Cm Ukulele Chord

Expanding your repertoire of chords is one of the fastest ways to improve your ukulele playing, as well as to get more enjoyment out of the instrument in general. Playing chords is one of the easiest and commonest ways to use the ukulele for accompaniment but knowing a wide variety of chords also makes it easier to play different melodies on the instrument. 

It’s especially important to be able to play a range of different types of chords, too. For example, you should work on learning a range of both major and minor chords at the very least if you are attempting to learn to play the ukulele. The C minor chord is one of the easier minor chords to learn, and mastering its shape will make it easier for you to tackle other chords with similar shapes, too.

If you’d like to learn more about playing the Cm chord, then our guide is here to help. We discuss how chords are made in general and how the Cm chord more specifically functions. Then, we go over some of the different chord shapes for Cm and some famous songs that have featured the chord.  

Looking for more chords? Check out our guide >>> Easy Ukulele Chords for Beginners to Learn First

The Basics

Like all minor chords, the Cm ukulele chord is based around the minor triad. A triad is a chord that consists of three notes, and these notes can be thought of as the foundation of any chord. Even more complex chords are essentially based around minor or major triads at their heart. 

We can construct the C minor triad with the notes C, Eb, and G. These notes represent the root, minor third, and perfect fifth of the minor triad respectively. Words such as third and fifth are intervals, which simply refer to the distance between the root note and another measured in semitones. 

How to Play 

There are many different ways to play a particular chord. Even though the ukulele only has four strings, any chord will have multiple voicings, which are essentially just different ways to arrange the notes of a particular chord. In the case of the C minor ukulele chord, we have three different chord shapes for you to try out. Some are more complex than others, and each has its own characteristics and qualities. 

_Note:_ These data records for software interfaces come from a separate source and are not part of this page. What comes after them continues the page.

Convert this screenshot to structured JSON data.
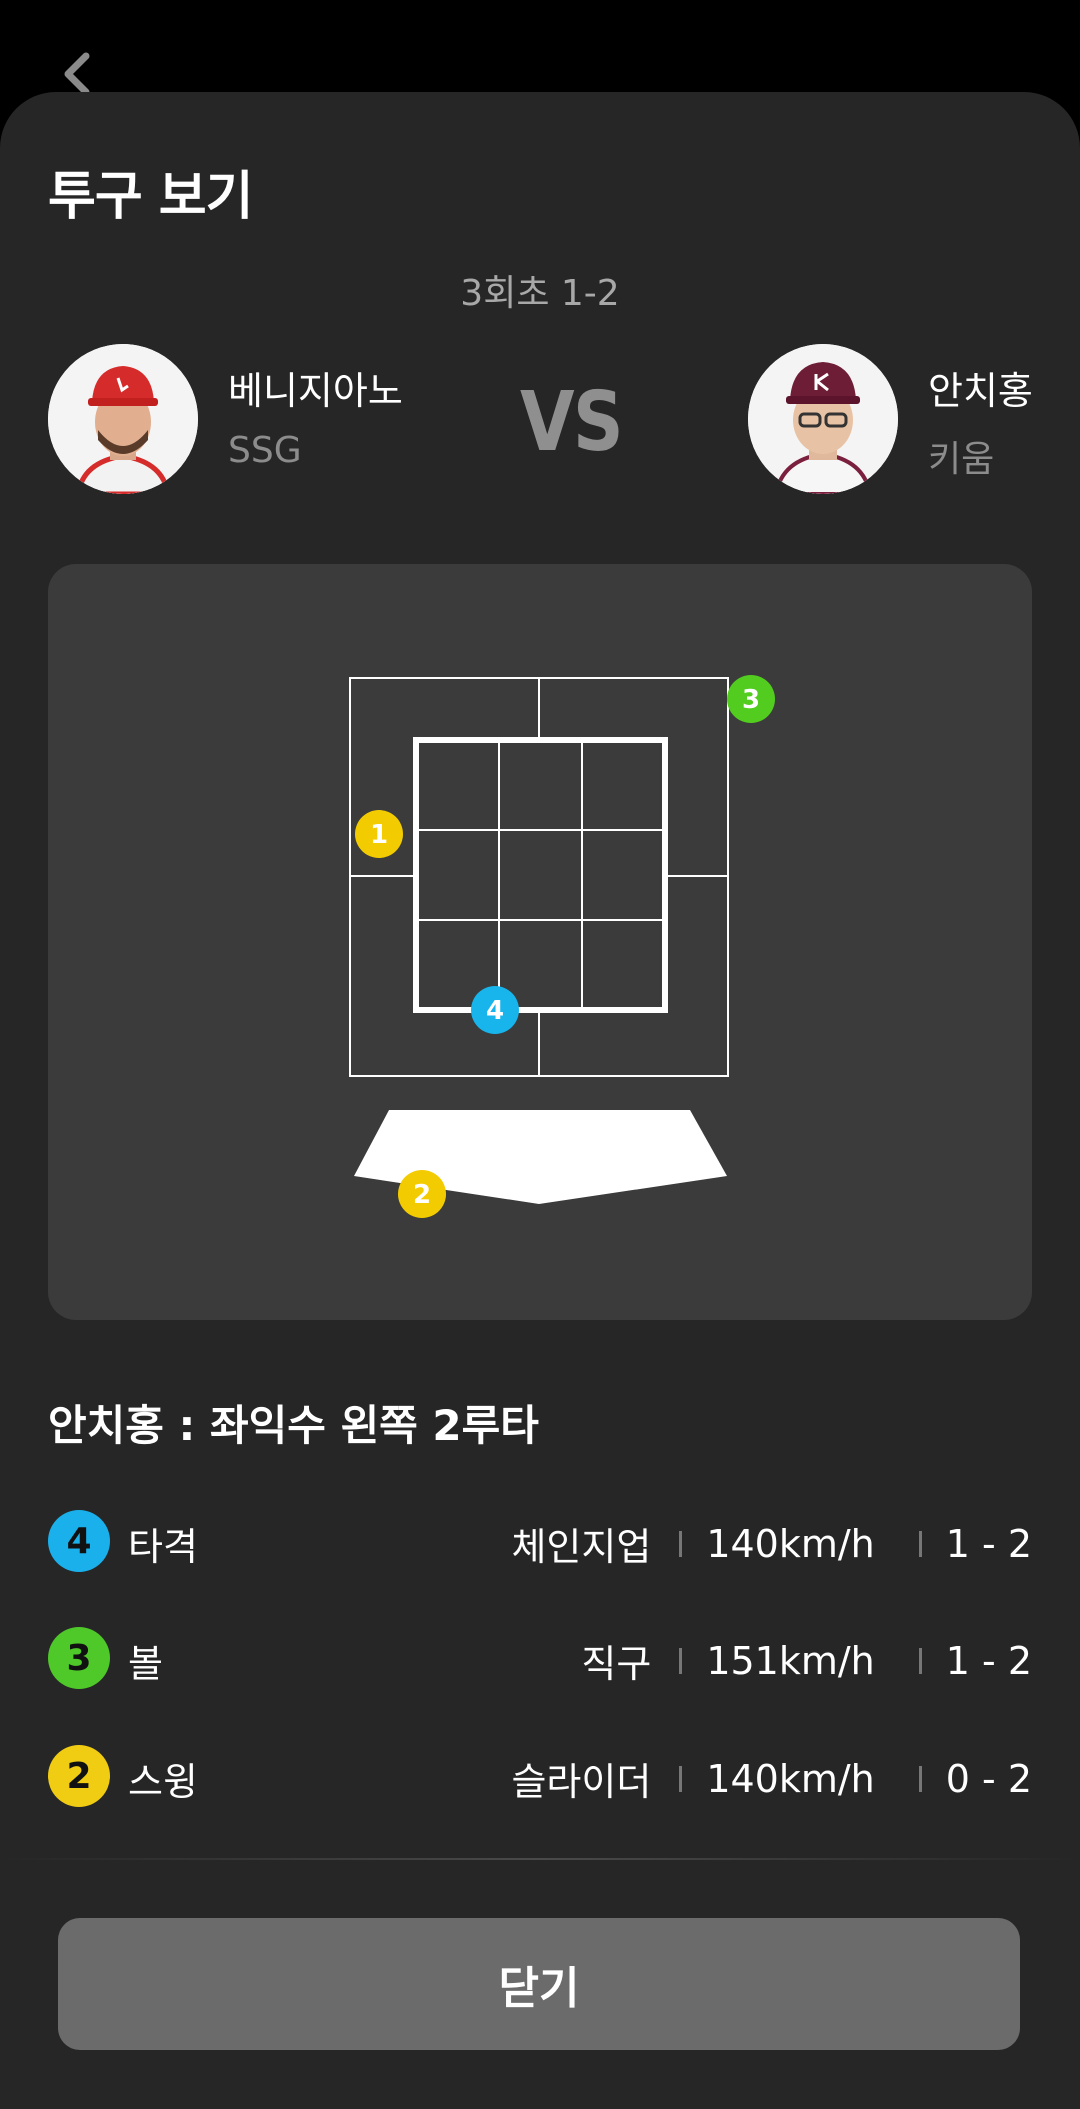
{
  "header": {
    "title": "투구 보기",
    "inning": "3회초 1-2"
  },
  "matchup": {
    "pitcher": {
      "name": "베니지아노",
      "team": "SSG"
    },
    "vs": "VS",
    "batter": {
      "name": "안치홍",
      "team": "키움"
    }
  },
  "strike_zone": {
    "markers": [
      {
        "number": "1",
        "color": "#f2cc00"
      },
      {
        "number": "2",
        "color": "#f2cc00"
      },
      {
        "number": "3",
        "color": "#52cc1f"
      },
      {
        "number": "4",
        "color": "#18b4ec"
      }
    ]
  },
  "result": "안치홍 : 좌익수 왼쪽 2루타",
  "pitches": [
    {
      "number": "4",
      "color": "#1ab0ec",
      "result": "타격",
      "type": "체인지업",
      "speed": "140km/h",
      "count": "1 - 2"
    },
    {
      "number": "3",
      "color": "#4fc82a",
      "result": "볼",
      "type": "직구",
      "speed": "151km/h",
      "count": "1 - 2"
    },
    {
      "number": "2",
      "color": "#f0cc12",
      "result": "스윙",
      "type": "슬라이더",
      "speed": "140km/h",
      "count": "0 - 2"
    }
  ],
  "close_button": "닫기",
  "colors": {
    "sheet": "#262626",
    "panel": "#3b3b3b",
    "button": "#6b6b6b"
  }
}
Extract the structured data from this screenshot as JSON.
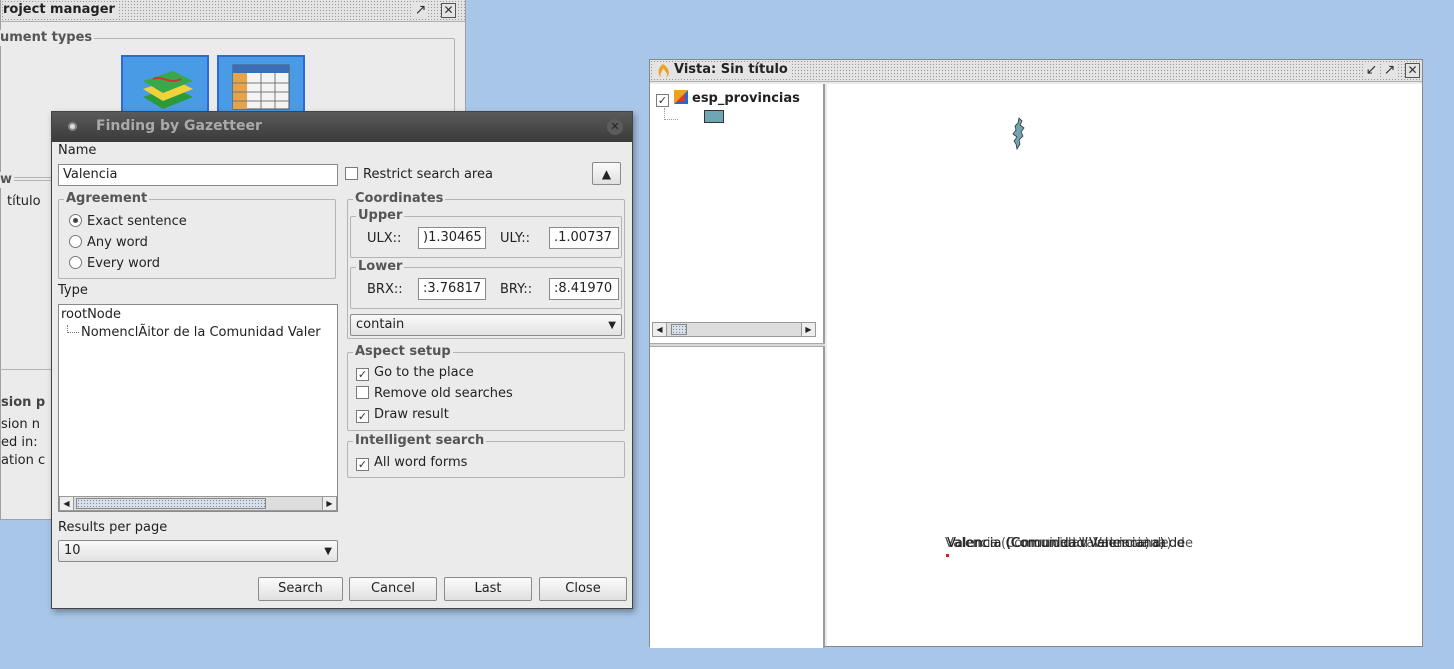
{
  "project_manager": {
    "title": "roject manager",
    "document_types_label": "ument types",
    "views_label": "w",
    "view_item": "título",
    "session_label": "sion p",
    "session_lines": [
      "sion n",
      "ed in:",
      "ation c"
    ]
  },
  "gazetteer": {
    "title": "Finding by Gazetteer",
    "name_label": "Name",
    "name_value": "Valencia",
    "restrict_label": "Restrict search area",
    "agreement": {
      "legend": "Agreement",
      "options": [
        "Exact sentence",
        "Any word",
        "Every word"
      ],
      "selected": "Exact sentence"
    },
    "type_label": "Type",
    "tree": {
      "root": "rootNode",
      "child": "NomenclÃitor de la Comunidad Valer"
    },
    "coordinates": {
      "legend": "Coordinates",
      "upper_legend": "Upper",
      "ulx_label": "ULX::",
      "ulx_value": ")1.30465",
      "uly_label": "ULY::",
      "uly_value": ".1.00737",
      "lower_legend": "Lower",
      "brx_label": "BRX::",
      "brx_value": ":3.76817",
      "bry_label": "BRY::",
      "bry_value": ":8.41970",
      "mode_value": "contain"
    },
    "aspect": {
      "legend": "Aspect setup",
      "go_to_place": "Go to the place",
      "remove_old": "Remove old searches",
      "draw_result": "Draw result",
      "go_to_place_checked": true,
      "remove_old_checked": false,
      "draw_result_checked": true
    },
    "intelligent": {
      "legend": "Intelligent search",
      "all_word_forms": "All word forms",
      "all_word_forms_checked": true
    },
    "results_label": "Results per page",
    "results_value": "10",
    "buttons": {
      "search": "Search",
      "cancel": "Cancel",
      "last": "Last",
      "close": "Close"
    }
  },
  "view_window": {
    "title": "Vista: Sin título",
    "layer_name": "esp_provincias",
    "layer_color": "#6fa6b3",
    "overlap_label": "Valencia (Comunidad Valenciana) de",
    "marker_color": "#d42020"
  }
}
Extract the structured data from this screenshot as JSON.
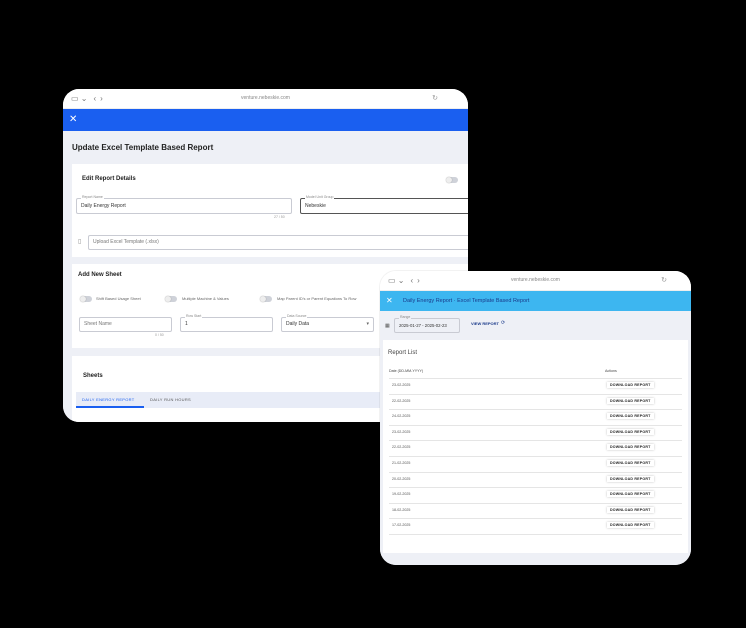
{
  "window1": {
    "url": "venture.nebeskie.com",
    "page_title": "Update Excel Template Based Report",
    "section_details": "Edit Report Details",
    "report_name_caption": "Report Name",
    "report_name": "Daily Energy Report",
    "report_name_count": "27 / 50",
    "group_caption": "Model Unit Group",
    "group_value": "Nebeskie",
    "upload_placeholder": "Upload Excel Template (.xlsx)",
    "section_new_sheet": "Add New Sheet",
    "toggle1": "Shift Based Usage Sheet",
    "toggle2": "Multiple Machine & Values",
    "toggle3": "Map Parent ID's or Parent Equations To Row",
    "sheet_name_placeholder": "Sheet Name",
    "sheet_name_count": "0 / 50",
    "row_start_caption": "Row Start",
    "row_start": "1",
    "data_source_caption": "Data Source",
    "data_source": "Daily Data",
    "section_sheets": "Sheets",
    "tabs": [
      "DAILY ENERGY REPORT",
      "DAILY RUN HOURS"
    ]
  },
  "window2": {
    "url": "venture.nebeskie.com",
    "header_title": "Daily Energy Report · Excel Template Based Report",
    "range_caption": "Range",
    "date_range": "2025-01-27 - 2025-02-23",
    "view_report": "VIEW REPORT",
    "list_title": "Report List",
    "col_date": "Date (DD-MM-YYYY)",
    "col_actions": "Actions",
    "download_label": "DOWNLOAD REPORT",
    "rows": [
      "23-02-2025",
      "22-02-2025",
      "24-02-2025",
      "23-02-2025",
      "22-02-2025",
      "21-02-2025",
      "20-02-2025",
      "19-02-2025",
      "18-02-2025",
      "17-02-2025"
    ]
  },
  "colors": {
    "primary_blue": "#1a5ff0",
    "light_blue": "#3db6f0"
  },
  "icons": [
    "sidebar-icon",
    "back-icon",
    "forward-icon",
    "close-icon",
    "attach-icon",
    "calendar-icon",
    "refresh-icon",
    "reload-icon"
  ]
}
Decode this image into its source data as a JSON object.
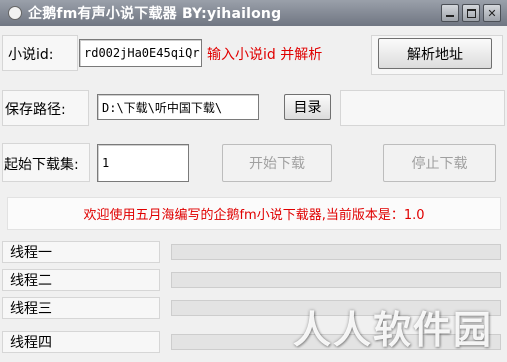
{
  "window": {
    "title": "企鹅fm有声小说下载器  BY:yihailong",
    "icon": "app-icon"
  },
  "novel": {
    "label": "小说id:",
    "value": "rd002jHa0E45qiQr",
    "hint": "输入小说id 并解析",
    "parse_button": "解析地址"
  },
  "save": {
    "label": "保存路径:",
    "value": "D:\\下载\\听中国下载\\",
    "dir_button": "目录"
  },
  "download": {
    "label": "起始下载集:",
    "value": "1",
    "start_button": "开始下载",
    "stop_button": "停止下载"
  },
  "banner": {
    "text": "欢迎使用五月海编写的企鹅fm小说下载器,当前版本是：1.0"
  },
  "threads": [
    {
      "label": "线程一",
      "progress": 0
    },
    {
      "label": "线程二",
      "progress": 0
    },
    {
      "label": "线程三",
      "progress": 0
    },
    {
      "label": "线程四",
      "progress": 0
    }
  ],
  "watermark": {
    "text": "人人软件园"
  },
  "colors": {
    "hint_red": "#e00000",
    "progress_fill": "#3cb043"
  }
}
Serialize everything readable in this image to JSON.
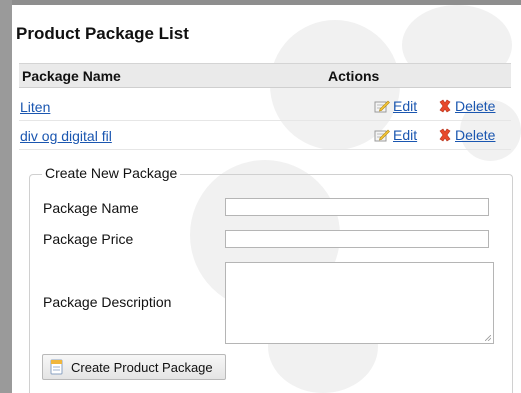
{
  "page": {
    "title": "Product Package List"
  },
  "table": {
    "headers": {
      "name": "Package Name",
      "actions": "Actions"
    },
    "rows": [
      {
        "name": "Liten",
        "edit": "Edit",
        "delete": "Delete"
      },
      {
        "name": "div og digital fil",
        "edit": "Edit",
        "delete": "Delete"
      }
    ]
  },
  "form": {
    "legend": "Create New Package",
    "name_label": "Package Name",
    "price_label": "Package Price",
    "description_label": "Package Description",
    "name_value": "",
    "price_value": "",
    "description_value": "",
    "submit_label": "Create Product Package"
  },
  "icons": {
    "edit": "pencil-notepad-icon",
    "delete": "red-x-icon",
    "submit": "document-icon"
  },
  "colors": {
    "link": "#1a56b0",
    "header_bg": "#eaeaea",
    "delete_icon": "#e8492b"
  }
}
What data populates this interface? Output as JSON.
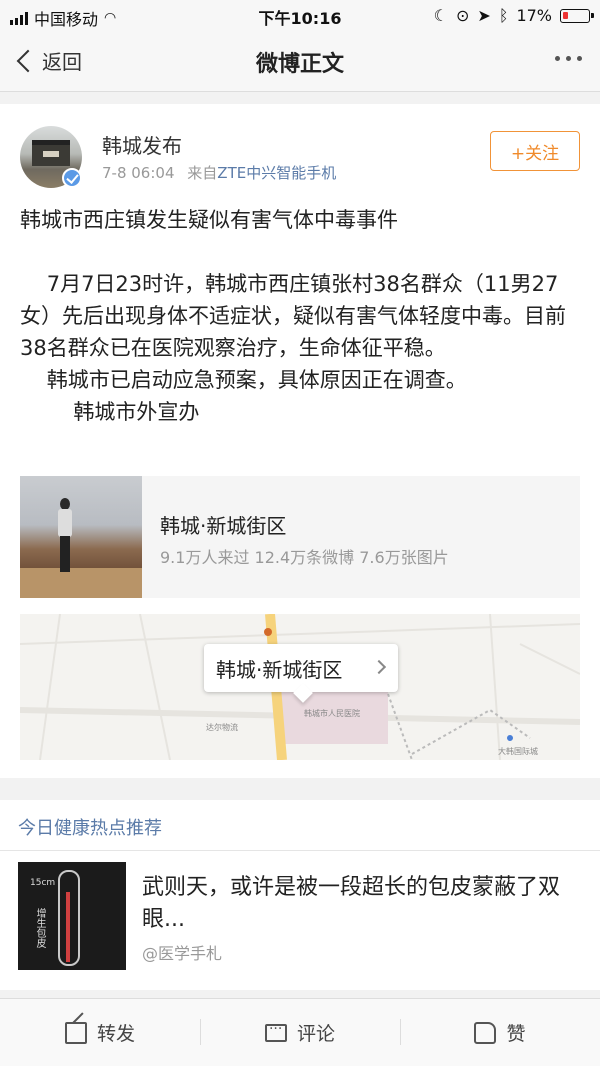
{
  "status_bar": {
    "carrier": "中国移动",
    "time": "下午10:16",
    "battery": "17%",
    "battery_color": "#e33333"
  },
  "nav": {
    "back_label": "返回",
    "title": "微博正文"
  },
  "post": {
    "author": "韩城发布",
    "time": "7-8 06:04",
    "source_prefix": "来自",
    "source": "ZTE中兴智能手机",
    "follow_label": "+关注",
    "paragraphs": [
      "韩城市西庄镇发生疑似有害气体中毒事件",
      "",
      "    7月7日23时许，韩城市西庄镇张村38名群众（11男27女）先后出现身体不适症状，疑似有害气体轻度中毒。目前38名群众已在医院观察治疗，生命体征平稳。",
      "    韩城市已启动应急预案，具体原因正在调查。",
      "        韩城市外宣办"
    ],
    "location": {
      "name": "韩城·新城街区",
      "stats": "9.1万人来过 12.4万条微博 7.6万张图片"
    },
    "map": {
      "pill_label": "韩城·新城街区",
      "labels": [
        "韩城市人民医院",
        "达尔物流",
        "大韩国际城"
      ]
    }
  },
  "recommend": {
    "header": "今日健康热点推荐",
    "title": "武则天，或许是被一段超长的包皮蒙蔽了双眼...",
    "source": "@医学手札",
    "img_text_1": "15cm",
    "img_text_2": "增生包皮"
  },
  "bottom_bar": {
    "share": "转发",
    "comment": "评论",
    "like": "赞"
  }
}
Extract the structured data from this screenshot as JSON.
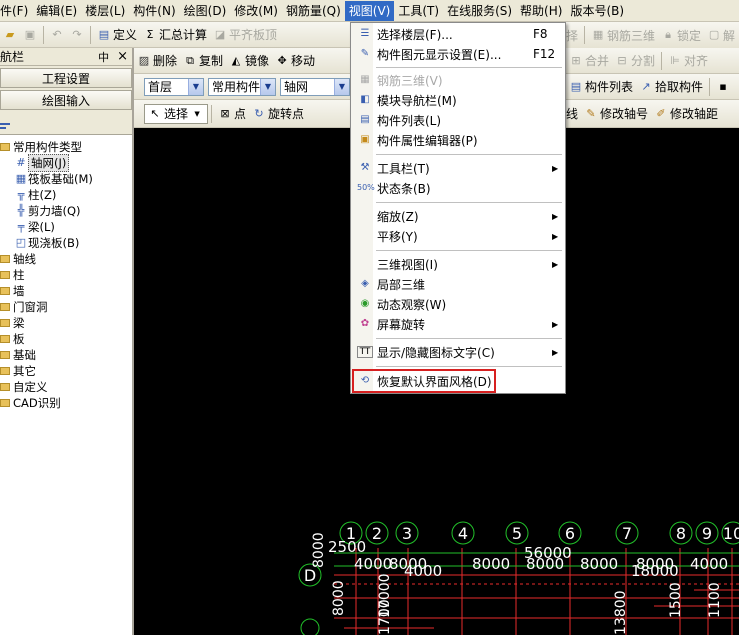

Cm ukulele chord

This is the standard Cm ukulele chord shape. Fortunately, it’s rather easy to play, despite being a partial barre chord. Barre chords have something of a reputation in the ukulele world as being tricky to play. This is due to the fact that playing them generally requires using your finger like a bar across the whole fretboard. This can feel awkward and cause considerable tension to build up in the fretting hand. 

However, the Cm ukulele shape leaves one of the strings open. This generally means that the shape is considerably easier to make and hold for longer periods. To play this Cm ukulele chord shape, simply bar the fretboard at the third fret with your first finger which leaving the G string open. 

If you do find yourself struggling with this chord shape, try to limit the tension in your fretting hand as much as possible. Keep your hand relaxed, and make sure you aren’t squeezing the neck of your guitar with your thumb. Practice the chord shape until you can consistently form and hold it. Make sure you take frequent breaks, though!

Cm Chord Shape Variation #1

Cm ukulele chord ver2

This is a slightly more advanced barre shape that beginners to the ukulele may struggle with initially. To play this chord shape, barre the fretboard at the third fret with your first finger. Then, fret the G string at the fifth fret with your third finger. 

To really nail this shape, it’s absolutely crucial that you have as little tension in your fretting hand as possible. Letting your fretting hand get too tense when playing this shape can cause you to choke the strings on the uke, which muffles them. 

Cm Ukulele Chord Variation #2

Cm ukulele chord ver4

This closed chord shape is a nice alternative to the other barred options. To play this chord shape, fret the G string at the 8th fret with your fourth finger, the C string at the 7th fret with your second finger, the E string at the 8th fret with your second finger, and the A string at the 6th fret with your first finger. 

More Cm Chord Variations

Cm ukulele chord ver3
Cm ukulele chord ver5

Songs that Use the Cm Ukulele Chord 

  • Bon Jovi – You Give Love a Bad Name: Bon Jovi’s epic tale of heartbreak and seduction is a testament to the potential power of the Cm chord. 
  • The Beatles – She Loves You: Featuring a lovely blend between upbeat and melancholic, She Loves You employs the Cm chord as a point of tension to great effect.  
  • Survivor – Eye of the Tiger: Do we even need to explain what makes Eye of the Tiger so great?